As the promise of rain grows, heavy as the clouds overhead, more trees and plants are flowering. Late season yellow Pouis dot the northern hills. Pink Pouis are celebrating pagwah all over again. Pommerac flowers, jacaranda, and cassias paint the forests. And the blue bunches of Petrea are more to be enjoyed coming at the end of this dry dry season. Some of the most luxuriant specimens can be seen around the Savannah. Look out for the shower of gold cassias in the botanic gardens.
The flowering vine that channels pure sunshine in these pre-rain days is the Cat's claw.

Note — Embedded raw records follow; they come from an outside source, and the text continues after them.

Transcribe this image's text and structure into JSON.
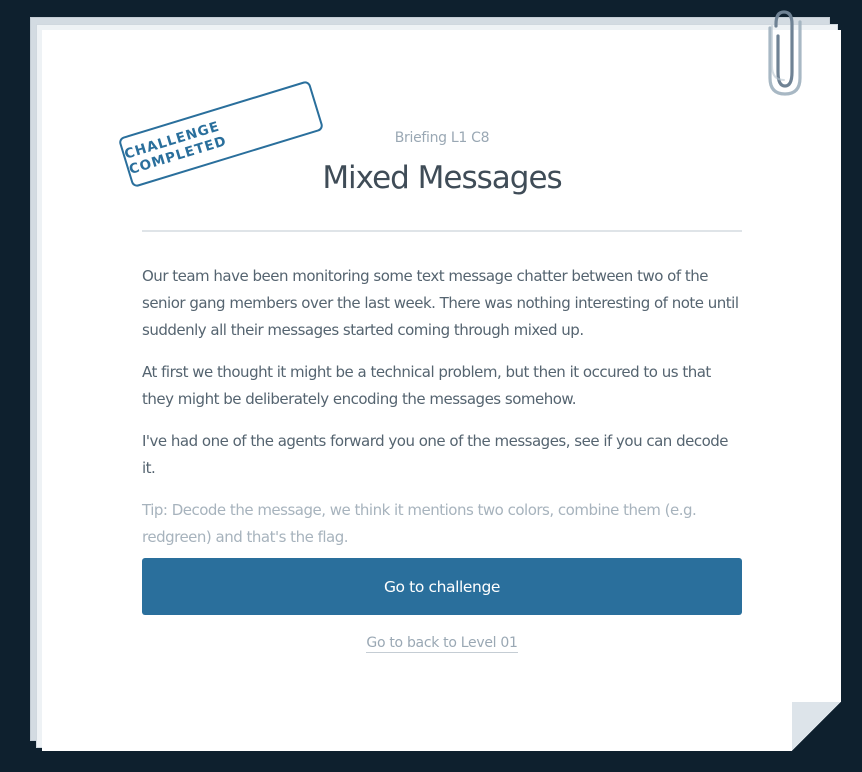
{
  "briefing": {
    "stamp_text": "CHALLENGE COMPLETED",
    "subtitle": "Briefing L1 C8",
    "title": "Mixed Messages",
    "paragraphs": [
      "Our team have been monitoring some text message chatter between two of the senior gang members over the last week. There was nothing interesting of note until suddenly all their messages started coming through mixed up.",
      "At first we thought it might be a technical problem, but then it occured to us that they might be deliberately encoding the messages somehow.",
      "I've had one of the agents forward you one of the messages, see if you can decode it."
    ],
    "tip": "Tip: Decode the message, we think it mentions two colors, combine them (e.g. redgreen) and that's the flag.",
    "cta_label": "Go to challenge",
    "back_link_label": "Go to back to Level 01"
  },
  "colors": {
    "background": "#0e202e",
    "accent": "#2a6f9c",
    "paper": "#ffffff"
  },
  "icons": {
    "paperclip": "paperclip-icon",
    "page_curl": "page-curl"
  }
}
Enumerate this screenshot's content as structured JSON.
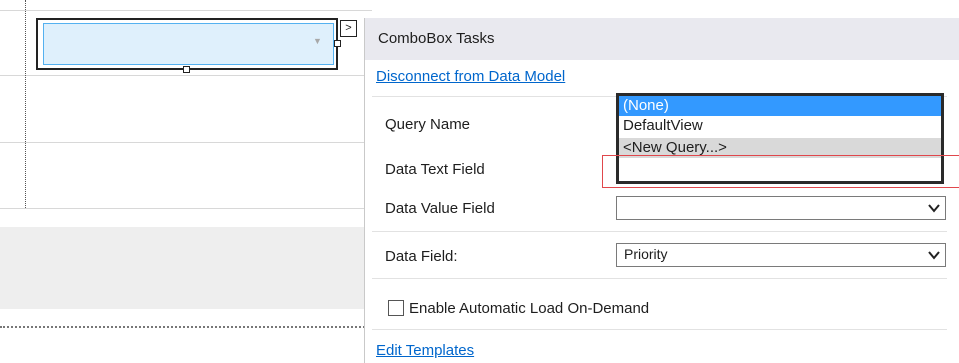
{
  "panel": {
    "title": "ComboBox Tasks",
    "disconnect_link": "Disconnect from Data Model",
    "query_name": {
      "label": "Query Name",
      "options": [
        "(None)",
        "DefaultView",
        "<New Query...>"
      ],
      "selected": "(None)",
      "highlighted": "<New Query...>"
    },
    "data_text_field": {
      "label": "Data Text Field"
    },
    "data_value_field": {
      "label": "Data Value Field",
      "value": ""
    },
    "data_field": {
      "label": "Data Field:",
      "value": "Priority"
    },
    "auto_load": {
      "label": "Enable Automatic Load On-Demand",
      "checked": false
    },
    "edit_templates_link": "Edit Templates"
  },
  "colors": {
    "selection": "#3399ff",
    "hover": "#d9d9d9",
    "link": "#0066cc",
    "combo_fill": "#dff0fc",
    "highlight_outline": "#e0474c"
  },
  "icons": {
    "smart_tag": "chevron-right-icon",
    "combo_arrow": "triangle-down-icon",
    "select_arrow": "chevron-down-icon"
  }
}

Bunches of yellow blossoms drape the uppermost branches of tall trees, and this is just about the only time you may see the vines during the year. The Spanish called the plant Una de Gato, the Indians Vilcacora. Uncaria tomentosa, or Uncaria guianensis, has been used by South and Central American tribes to treat a variety of ailments including gastric ulcers, tumours and rheumatoid arthritis.
The vine is characterised by small hooks at the bases of the leaves; these hooks resemble cat's claws and enable the vine to climb walls and very high trees.
One thing that I wonder about amid this annual flowering: is it the end of the dry season that prompts the blooming? Or is it the onset of rain that does it?